[Start of section]

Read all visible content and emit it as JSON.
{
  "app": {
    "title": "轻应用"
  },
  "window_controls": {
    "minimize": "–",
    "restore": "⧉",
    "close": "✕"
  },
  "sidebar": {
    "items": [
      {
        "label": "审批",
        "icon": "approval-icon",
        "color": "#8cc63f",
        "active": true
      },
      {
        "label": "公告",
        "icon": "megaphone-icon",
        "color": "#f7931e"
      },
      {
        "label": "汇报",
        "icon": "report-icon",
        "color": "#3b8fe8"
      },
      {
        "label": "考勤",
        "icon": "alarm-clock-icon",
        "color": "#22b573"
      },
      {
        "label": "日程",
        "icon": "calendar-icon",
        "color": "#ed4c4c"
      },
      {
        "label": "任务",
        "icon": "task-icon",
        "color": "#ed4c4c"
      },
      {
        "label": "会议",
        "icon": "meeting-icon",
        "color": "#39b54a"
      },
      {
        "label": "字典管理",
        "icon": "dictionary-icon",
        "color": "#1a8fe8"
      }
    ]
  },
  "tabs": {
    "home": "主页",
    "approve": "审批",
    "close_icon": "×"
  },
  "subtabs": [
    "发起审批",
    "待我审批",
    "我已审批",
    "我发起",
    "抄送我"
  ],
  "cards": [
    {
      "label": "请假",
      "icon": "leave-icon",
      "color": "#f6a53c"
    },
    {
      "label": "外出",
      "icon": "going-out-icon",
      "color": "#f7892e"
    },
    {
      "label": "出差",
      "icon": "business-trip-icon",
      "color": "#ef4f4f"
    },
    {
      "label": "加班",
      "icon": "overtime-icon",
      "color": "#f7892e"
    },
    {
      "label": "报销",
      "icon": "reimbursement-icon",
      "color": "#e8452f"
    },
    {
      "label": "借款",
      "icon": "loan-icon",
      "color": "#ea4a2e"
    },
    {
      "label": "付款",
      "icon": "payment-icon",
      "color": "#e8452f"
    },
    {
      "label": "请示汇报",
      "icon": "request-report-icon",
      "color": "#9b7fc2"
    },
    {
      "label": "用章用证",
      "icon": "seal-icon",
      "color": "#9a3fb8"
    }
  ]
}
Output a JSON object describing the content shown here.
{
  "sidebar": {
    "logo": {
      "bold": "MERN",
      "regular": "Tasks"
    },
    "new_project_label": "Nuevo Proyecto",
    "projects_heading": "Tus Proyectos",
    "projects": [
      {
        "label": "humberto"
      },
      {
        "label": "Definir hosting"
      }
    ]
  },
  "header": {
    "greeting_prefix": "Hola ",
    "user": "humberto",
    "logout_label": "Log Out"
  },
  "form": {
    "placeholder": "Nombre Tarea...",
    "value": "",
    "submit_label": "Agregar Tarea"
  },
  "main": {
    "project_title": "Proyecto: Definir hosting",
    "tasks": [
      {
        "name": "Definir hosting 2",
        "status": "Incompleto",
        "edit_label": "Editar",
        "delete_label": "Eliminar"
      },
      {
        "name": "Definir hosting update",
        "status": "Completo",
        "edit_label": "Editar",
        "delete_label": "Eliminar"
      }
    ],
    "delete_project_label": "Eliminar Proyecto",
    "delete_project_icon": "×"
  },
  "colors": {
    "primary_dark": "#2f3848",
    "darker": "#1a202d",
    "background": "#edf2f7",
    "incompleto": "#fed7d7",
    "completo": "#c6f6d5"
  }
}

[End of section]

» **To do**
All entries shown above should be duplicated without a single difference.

» **Reply to the task**
Read all visible content and emit it as JSON.
{
  "app": {
    "title": "轻应用"
  },
  "window_controls": {
    "minimize": "–",
    "restore": "⧉",
    "close": "✕"
  },
  "sidebar": {
    "items": [
      {
        "label": "审批",
        "icon": "approval-icon",
        "color": "#8cc63f",
        "active": true
      },
      {
        "label": "公告",
        "icon": "megaphone-icon",
        "color": "#f7931e"
      },
      {
        "label": "汇报",
        "icon": "report-icon",
        "color": "#3b8fe8"
      },
      {
        "label": "考勤",
        "icon": "alarm-clock-icon",
        "color": "#22b573"
      },
      {
        "label": "日程",
        "icon": "calendar-icon",
        "color": "#ed4c4c"
      },
      {
        "label": "任务",
        "icon": "task-icon",
        "color": "#ed4c4c"
      },
      {
        "label": "会议",
        "icon": "meeting-icon",
        "color": "#39b54a"
      },
      {
        "label": "字典管理",
        "icon": "dictionary-icon",
        "color": "#1a8fe8"
      }
    ]
  },
  "tabs": {
    "home": "主页",
    "approve": "审批",
    "close_icon": "×"
  },
  "subtabs": [
    "发起审批",
    "待我审批",
    "我已审批",
    "我发起",
    "抄送我"
  ],
  "cards": [
    {
      "label": "请假",
      "icon": "leave-icon",
      "color": "#f6a53c"
    },
    {
      "label": "外出",
      "icon": "going-out-icon",
      "color": "#f7892e"
    },
    {
      "label": "出差",
      "icon": "business-trip-icon",
      "color": "#ef4f4f"
    },
    {
      "label": "加班",
      "icon": "overtime-icon",
      "color": "#f7892e"
    },
    {
      "label": "报销",
      "icon": "reimbursement-icon",
      "color": "#e8452f"
    },
    {
      "label": "借款",
      "icon": "loan-icon",
      "color": "#ea4a2e"
    },
    {
      "label": "付款",
      "icon": "payment-icon",
      "color": "#e8452f"
    },
    {
      "label": "请示汇报",
      "icon": "request-report-icon",
      "color": "#9b7fc2"
    },
    {
      "label": "用章用证",
      "icon": "seal-icon",
      "color": "#9a3fb8"
    }
  ]
}
Output a JSON object describing the content shown here.
{
  "sidebar": {
    "logo": {
      "bold": "MERN",
      "regular": "Tasks"
    },
    "new_project_label": "Nuevo Proyecto",
    "projects_heading": "Tus Proyectos",
    "projects": [
      {
        "label": "humberto"
      },
      {
        "label": "Definir hosting"
      }
    ]
  },
  "header": {
    "greeting_prefix": "Hola ",
    "user": "humberto",
    "logout_label": "Log Out"
  },
  "form": {
    "placeholder": "Nombre Tarea...",
    "value": "",
    "submit_label": "Agregar Tarea"
  },
  "main": {
    "project_title": "Proyecto: Definir hosting",
    "tasks": [
      {
        "name": "Definir hosting 2",
        "status": "Incompleto",
        "edit_label": "Editar",
        "delete_label": "Eliminar"
      },
      {
        "name": "Definir hosting update",
        "status": "Completo",
        "edit_label": "Editar",
        "delete_label": "Eliminar"
      }
    ],
    "delete_project_label": "Eliminar Proyecto",
    "delete_project_icon": "×"
  },
  "colors": {
    "primary_dark": "#2f3848",
    "darker": "#1a202d",
    "background": "#edf2f7",
    "incompleto": "#fed7d7",
    "completo": "#c6f6d5"
  }
}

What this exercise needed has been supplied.